| About this task |
Would you restate the full listing word for word and omit its pictures?

| Material provided |
────────

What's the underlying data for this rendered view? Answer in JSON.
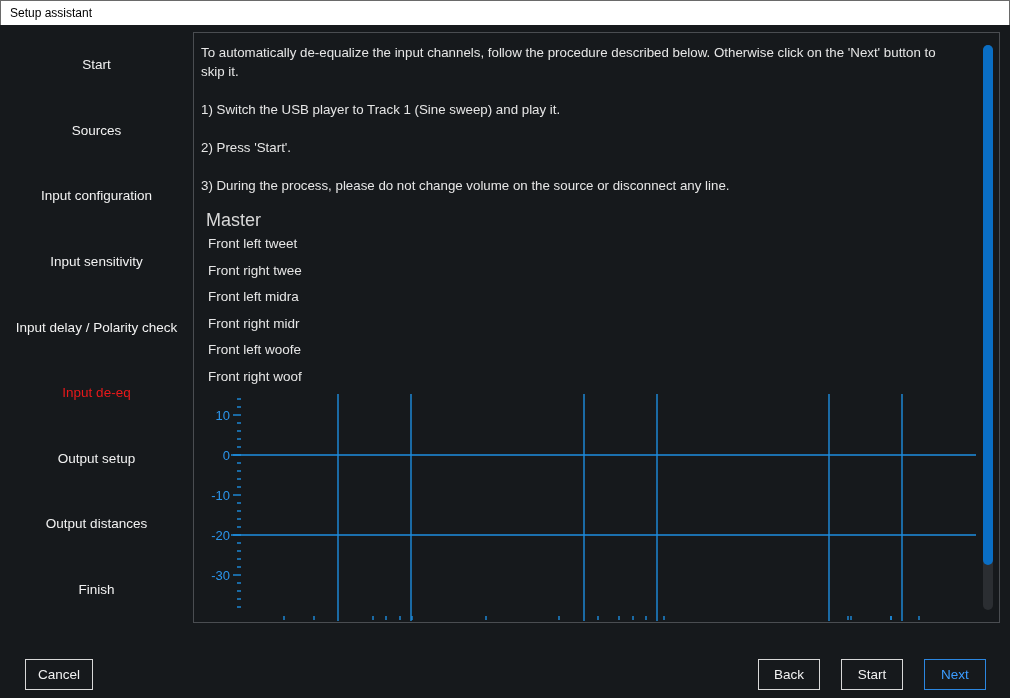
{
  "window": {
    "title": "Setup assistant"
  },
  "sidebar": {
    "items": [
      {
        "label": "Start",
        "selected": false
      },
      {
        "label": "Sources",
        "selected": false
      },
      {
        "label": "Input configuration",
        "selected": false
      },
      {
        "label": "Input sensitivity",
        "selected": false
      },
      {
        "label": "Input delay / Polarity check",
        "selected": false
      },
      {
        "label": "Input de-eq",
        "selected": true
      },
      {
        "label": "Output setup",
        "selected": false
      },
      {
        "label": "Output distances",
        "selected": false
      },
      {
        "label": "Finish",
        "selected": false
      }
    ]
  },
  "instructions": [
    "To automatically de-equalize the input channels, follow the procedure described below. Otherwise click on the 'Next' button to skip it.",
    "1) Switch the USB player to Track 1 (Sine sweep) and play it.",
    "2) Press 'Start'.",
    "3) During the process, please do not change volume on the source or disconnect any line."
  ],
  "channel_group": {
    "title": "Master",
    "channels": [
      "Front left tweet",
      "Front right twee",
      "Front left midra",
      "Front right midr",
      "Front left woofe",
      "Front right woof"
    ]
  },
  "graph": {
    "y_labels": [
      "10",
      "0",
      "-10",
      "-20",
      "-30"
    ]
  },
  "buttons_left": [
    {
      "label": "Cancel",
      "default": false
    }
  ],
  "buttons_right": [
    {
      "label": "Back",
      "default": false
    },
    {
      "label": "Start",
      "default": false
    },
    {
      "label": "Next",
      "default": true
    }
  ]
}
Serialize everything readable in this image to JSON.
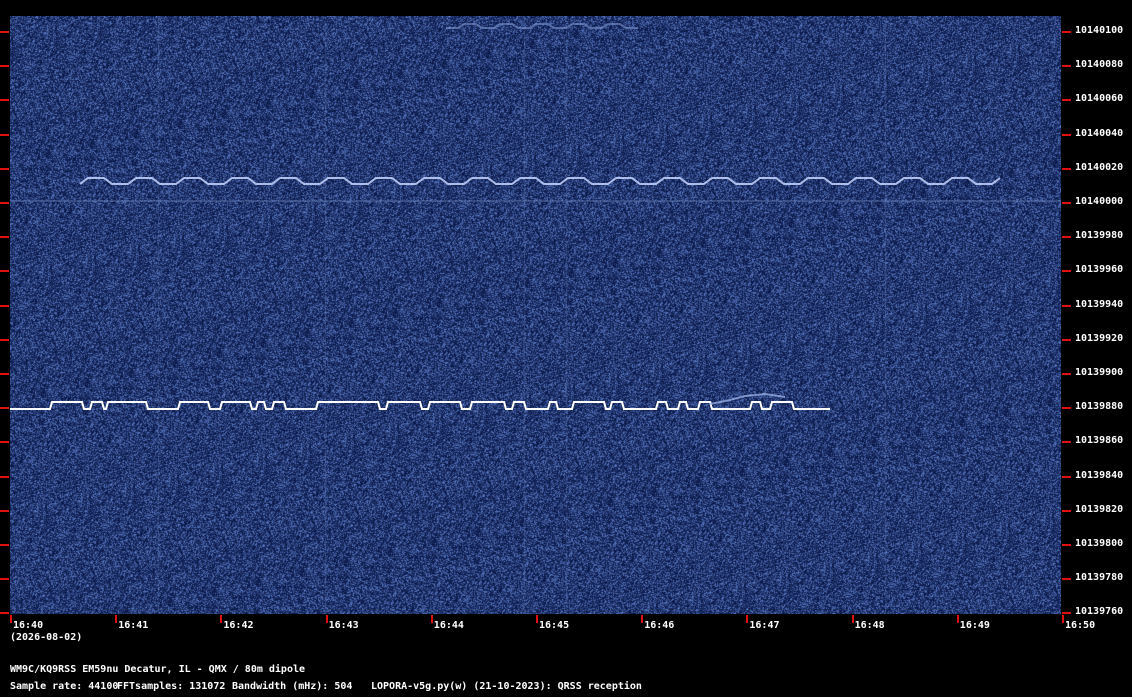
{
  "frequency_axis": {
    "labels": [
      "10140100",
      "10140080",
      "10140060",
      "10140040",
      "10140020",
      "10140000",
      "10139980",
      "10139960",
      "10139940",
      "10139920",
      "10139900",
      "10139880",
      "10139860",
      "10139840",
      "10139820",
      "10139800",
      "10139780",
      "10139760"
    ]
  },
  "time_axis": {
    "labels": [
      "16:40",
      "16:41",
      "16:42",
      "16:43",
      "16:44",
      "16:45",
      "16:46",
      "16:47",
      "16:48",
      "16:49",
      "16:50"
    ],
    "date": "(2026-08-02)"
  },
  "station": {
    "description": "WM9C/KQ9RSS EM59nu Decatur, IL - QMX / 80m dipole"
  },
  "params": {
    "sample_rate": "Sample rate: 44100",
    "fft_samples": "FFTsamples: 131072",
    "bandwidth": "Bandwidth (mHz): 504",
    "software": "LOPORA-v5g.py(w) (21-10-2023): QRSS reception"
  },
  "colors": {
    "background": "#000000",
    "waterfall_base": "#0a1a4a",
    "signal": "#ffffff",
    "tick": "#e01010"
  }
}
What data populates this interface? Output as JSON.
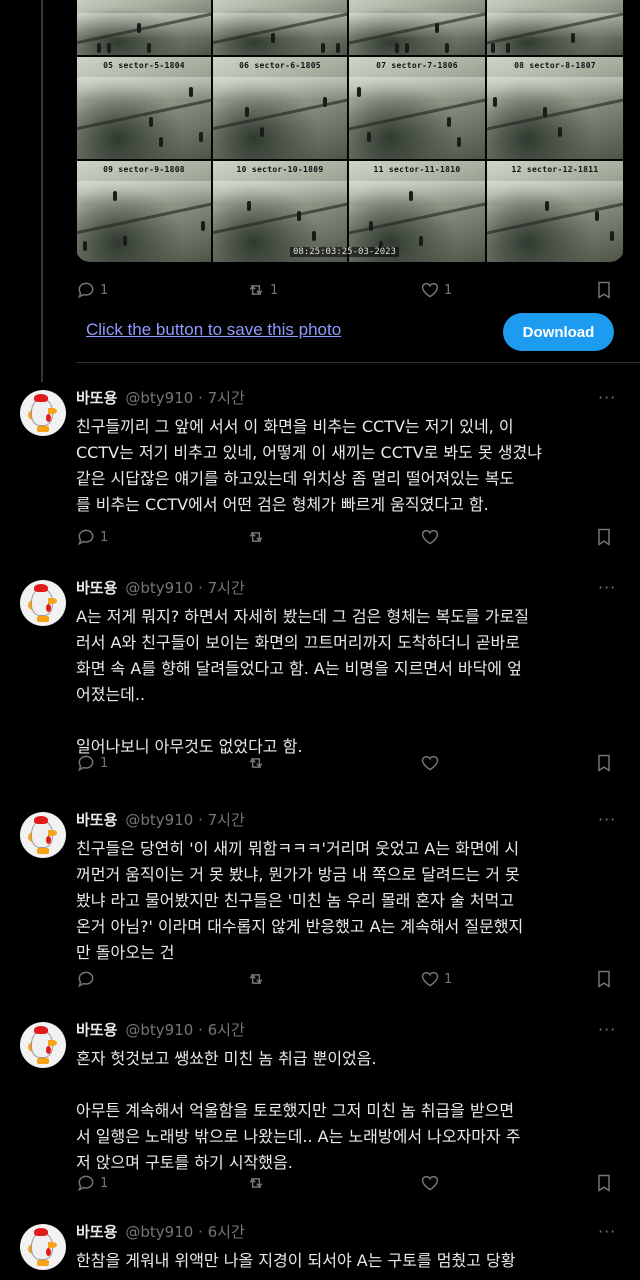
{
  "cctv": {
    "cells": [
      {
        "label": ""
      },
      {
        "label": ""
      },
      {
        "label": ""
      },
      {
        "label": ""
      },
      {
        "label": "05 sector-5-1804"
      },
      {
        "label": "06 sector-6-1805"
      },
      {
        "label": "07 sector-7-1806"
      },
      {
        "label": "08 sector-8-1807"
      },
      {
        "label": "09 sector-9-1808"
      },
      {
        "label": "10 sector-10-1809"
      },
      {
        "label": "11 sector-11-1810"
      },
      {
        "label": "12 sector-12-1811"
      }
    ],
    "timestamp": "08:25:03:25-03-2023"
  },
  "top_actions": {
    "replies": "1",
    "retweets": "1",
    "likes": "1"
  },
  "save_link": "Click the button to save this photo",
  "download_label": "Download",
  "tweets": [
    {
      "name": "바또용",
      "handle": "@bty910 · 7시간",
      "text": "친구들끼리 그 앞에 서서 이 화면을 비추는 CCTV는 저기 있네, 이\nCCTV는 저기 비추고 있네, 어떻게 이 새끼는 CCTV로 봐도 못 생겼냐\n같은 시답잖은 얘기를 하고있는데 위치상 좀 멀리 떨어져있는 복도\n를 비추는 CCTV에서 어떤 검은 형체가 빠르게 움직였다고 함.",
      "replies": "1",
      "retweets": "",
      "likes": ""
    },
    {
      "name": "바또용",
      "handle": "@bty910 · 7시간",
      "text": "A는 저게 뭐지? 하면서 자세히 봤는데 그 검은 형체는 복도를 가로질\n러서 A와 친구들이 보이는 화면의 끄트머리까지 도착하더니 곧바로\n화면 속 A를 향해 달려들었다고 함. A는 비명을 지르면서 바닥에 엎\n어졌는데..\n\n일어나보니 아무것도 없었다고 함.",
      "replies": "1",
      "retweets": "",
      "likes": ""
    },
    {
      "name": "바또용",
      "handle": "@bty910 · 7시간",
      "text": "친구들은 당연히 '이 새끼 뭐함ㅋㅋㅋ'거리며 웃었고 A는 화면에 시\n꺼먼거 움직이는 거 못 봤냐, 뭔가가 방금 내 쪽으로 달려드는 거 못\n봤냐 라고 물어봤지만 친구들은 '미친 놈 우리 몰래 혼자 술 처먹고\n온거 아님?' 이라며 대수롭지 않게 반응했고 A는 계속해서 질문했지\n만 돌아오는 건",
      "replies": "",
      "retweets": "",
      "likes": "1"
    },
    {
      "name": "바또용",
      "handle": "@bty910 · 6시간",
      "text": "혼자 헛것보고 쌩쑈한 미친 놈 취급 뿐이었음.\n\n아무튼 계속해서 억울함을 토로했지만 그저 미친 놈 취급을 받으면\n서 일행은 노래방 밖으로 나왔는데.. A는 노래방에서 나오자마자 주\n저 앉으며 구토를 하기 시작했음.",
      "replies": "1",
      "retweets": "",
      "likes": ""
    },
    {
      "name": "바또용",
      "handle": "@bty910 · 6시간",
      "text": "한참을 게워내 위액만 나올 지경이 되서야 A는 구토를 멈췄고 당황",
      "replies": "",
      "retweets": "",
      "likes": ""
    }
  ]
}
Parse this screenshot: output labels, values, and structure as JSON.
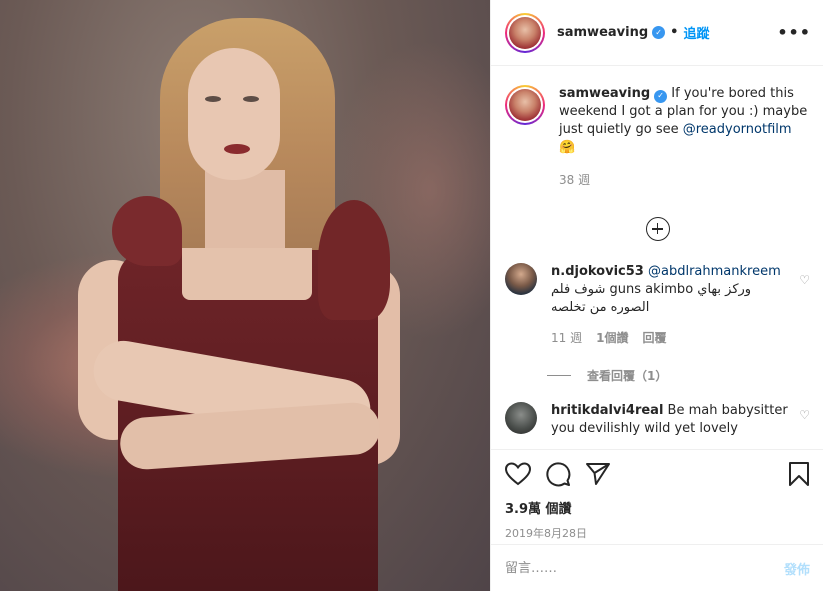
{
  "post": {
    "author": "samweaving",
    "follow_label": "追蹤",
    "dot": "•",
    "more_label": "•••",
    "caption": "If you're bored this weekend I got a plan for you :) maybe just quietly go see ",
    "caption_mention": "@readyornotfilm",
    "caption_emoji": "🤗",
    "caption_age": "38 週"
  },
  "comments": [
    {
      "username": "n.djokovic53",
      "mention": "@abdlrahmankreem",
      "text": "وركز بهاي guns akimbo شوف فلم الصوره من تخلصه",
      "age": "11 週",
      "likes": "1個讚",
      "reply_label": "回覆",
      "view_replies": "查看回覆（1）"
    },
    {
      "username": "hritikdalvi4real",
      "text": "Be mah babysitter you devilishly wild yet lovely"
    }
  ],
  "stats": {
    "views": "3.9萬 個讚",
    "date": "2019年8月28日"
  },
  "composer": {
    "placeholder": "留言……",
    "post_label": "發佈"
  },
  "icons": {
    "like": "heart-icon",
    "comment": "comment-icon",
    "share": "paper-plane-icon",
    "save": "bookmark-icon",
    "expand": "plus-circle-icon",
    "verified": "verified-badge-icon"
  },
  "colors": {
    "link": "#0095f6",
    "mention": "#00376b",
    "muted": "#8e8e8e",
    "verified": "#3897f0"
  }
}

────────

| Task answer |
What's the underlying data for this rendered view? Answer in JSON.
{
  "window": {
    "title": "Setup assistant"
  },
  "sidebar": {
    "items": [
      {
        "label": "Start",
        "selected": false
      },
      {
        "label": "Sources",
        "selected": false
      },
      {
        "label": "Input configuration",
        "selected": false
      },
      {
        "label": "Input sensitivity",
        "selected": false
      },
      {
        "label": "Input delay / Polarity check",
        "selected": false
      },
      {
        "label": "Input de-eq",
        "selected": true
      },
      {
        "label": "Output setup",
        "selected": false
      },
      {
        "label": "Output distances",
        "selected": false
      },
      {
        "label": "Finish",
        "selected": false
      }
    ]
  },
  "instructions": [
    "To automatically de-equalize the input channels, follow the procedure described below. Otherwise click on the 'Next' button to skip it.",
    "1) Switch the USB player to Track 1 (Sine sweep) and play it.",
    "2) Press 'Start'.",
    "3) During the process, please do not change volume on the source or disconnect any line."
  ],
  "channel_group": {
    "title": "Master",
    "channels": [
      "Front left tweet",
      "Front right twee",
      "Front left midra",
      "Front right midr",
      "Front left woofe",
      "Front right woof"
    ]
  },
  "graph": {
    "y_labels": [
      "10",
      "0",
      "-10",
      "-20",
      "-30"
    ]
  },
  "buttons_left": [
    {
      "label": "Cancel",
      "default": false
    }
  ],
  "buttons_right": [
    {
      "label": "Back",
      "default": false
    },
    {
      "label": "Start",
      "default": false
    },
    {
      "label": "Next",
      "default": true
    }
  ]
}
Serialize everything readable in this image to JSON.
{
  "frequency_axis": {
    "labels": [
      "10140100",
      "10140080",
      "10140060",
      "10140040",
      "10140020",
      "10140000",
      "10139980",
      "10139960",
      "10139940",
      "10139920",
      "10139900",
      "10139880",
      "10139860",
      "10139840",
      "10139820",
      "10139800",
      "10139780",
      "10139760"
    ]
  },
  "time_axis": {
    "labels": [
      "16:40",
      "16:41",
      "16:42",
      "16:43",
      "16:44",
      "16:45",
      "16:46",
      "16:47",
      "16:48",
      "16:49",
      "16:50"
    ],
    "date": "(2026-08-02)"
  },
  "station": {
    "description": "WM9C/KQ9RSS EM59nu Decatur, IL - QMX / 80m dipole"
  },
  "params": {
    "sample_rate": "Sample rate: 44100",
    "fft_samples": "FFTsamples: 131072",
    "bandwidth": "Bandwidth (mHz): 504",
    "software": "LOPORA-v5g.py(w) (21-10-2023): QRSS reception"
  },
  "colors": {
    "background": "#000000",
    "waterfall_base": "#0a1a4a",
    "signal": "#ffffff",
    "tick": "#e01010"
  }
}
What data populates this interface? Output as JSON.
{
  "cctv": {
    "cells": [
      {
        "label": ""
      },
      {
        "label": ""
      },
      {
        "label": ""
      },
      {
        "label": ""
      },
      {
        "label": "05 sector-5-1804"
      },
      {
        "label": "06 sector-6-1805"
      },
      {
        "label": "07 sector-7-1806"
      },
      {
        "label": "08 sector-8-1807"
      },
      {
        "label": "09 sector-9-1808"
      },
      {
        "label": "10 sector-10-1809"
      },
      {
        "label": "11 sector-11-1810"
      },
      {
        "label": "12 sector-12-1811"
      }
    ],
    "timestamp": "08:25:03:25-03-2023"
  },
  "top_actions": {
    "replies": "1",
    "retweets": "1",
    "likes": "1"
  },
  "save_link": "Click the button to save this photo",
  "download_label": "Download",
  "tweets": [
    {
      "name": "바또용",
      "handle": "@bty910 · 7시간",
      "text": "친구들끼리 그 앞에 서서 이 화면을 비추는 CCTV는 저기 있네, 이\nCCTV는 저기 비추고 있네, 어떻게 이 새끼는 CCTV로 봐도 못 생겼냐\n같은 시답잖은 얘기를 하고있는데 위치상 좀 멀리 떨어져있는 복도\n를 비추는 CCTV에서 어떤 검은 형체가 빠르게 움직였다고 함.",
      "replies": "1",
      "retweets": "",
      "likes": ""
    },
    {
      "name": "바또용",
      "handle": "@bty910 · 7시간",
      "text": "A는 저게 뭐지? 하면서 자세히 봤는데 그 검은 형체는 복도를 가로질\n러서 A와 친구들이 보이는 화면의 끄트머리까지 도착하더니 곧바로\n화면 속 A를 향해 달려들었다고 함. A는 비명을 지르면서 바닥에 엎\n어졌는데..\n\n일어나보니 아무것도 없었다고 함.",
      "replies": "1",
      "retweets": "",
      "likes": ""
    },
    {
      "name": "바또용",
      "handle": "@bty910 · 7시간",
      "text": "친구들은 당연히 '이 새끼 뭐함ㅋㅋㅋ'거리며 웃었고 A는 화면에 시\n꺼먼거 움직이는 거 못 봤냐, 뭔가가 방금 내 쪽으로 달려드는 거 못\n봤냐 라고 물어봤지만 친구들은 '미친 놈 우리 몰래 혼자 술 처먹고\n온거 아님?' 이라며 대수롭지 않게 반응했고 A는 계속해서 질문했지\n만 돌아오는 건",
      "replies": "",
      "retweets": "",
      "likes": "1"
    },
    {
      "name": "바또용",
      "handle": "@bty910 · 6시간",
      "text": "혼자 헛것보고 쌩쑈한 미친 놈 취급 뿐이었음.\n\n아무튼 계속해서 억울함을 토로했지만 그저 미친 놈 취급을 받으면\n서 일행은 노래방 밖으로 나왔는데.. A는 노래방에서 나오자마자 주\n저 앉으며 구토를 하기 시작했음.",
      "replies": "1",
      "retweets": "",
      "likes": ""
    },
    {
      "name": "바또용",
      "handle": "@bty910 · 6시간",
      "text": "한참을 게워내 위액만 나올 지경이 되서야 A는 구토를 멈췄고 당황",
      "replies": "",
      "retweets": "",
      "likes": ""
    }
  ]
}
Parse this screenshot: output labels, values, and structure as JSON.
{
  "post": {
    "author": "samweaving",
    "follow_label": "追蹤",
    "dot": "•",
    "more_label": "•••",
    "caption": "If you're bored this weekend I got a plan for you :) maybe just quietly go see ",
    "caption_mention": "@readyornotfilm",
    "caption_emoji": "🤗",
    "caption_age": "38 週"
  },
  "comments": [
    {
      "username": "n.djokovic53",
      "mention": "@abdlrahmankreem",
      "text": "وركز بهاي guns akimbo شوف فلم الصوره من تخلصه",
      "age": "11 週",
      "likes": "1個讚",
      "reply_label": "回覆",
      "view_replies": "查看回覆（1）"
    },
    {
      "username": "hritikdalvi4real",
      "text": "Be mah babysitter you devilishly wild yet lovely"
    }
  ],
  "stats": {
    "views": "3.9萬 個讚",
    "date": "2019年8月28日"
  },
  "composer": {
    "placeholder": "留言……",
    "post_label": "發佈"
  },
  "icons": {
    "like": "heart-icon",
    "comment": "comment-icon",
    "share": "paper-plane-icon",
    "save": "bookmark-icon",
    "expand": "plus-circle-icon",
    "verified": "verified-badge-icon"
  },
  "colors": {
    "link": "#0095f6",
    "mention": "#00376b",
    "muted": "#8e8e8e",
    "verified": "#3897f0"
  }
}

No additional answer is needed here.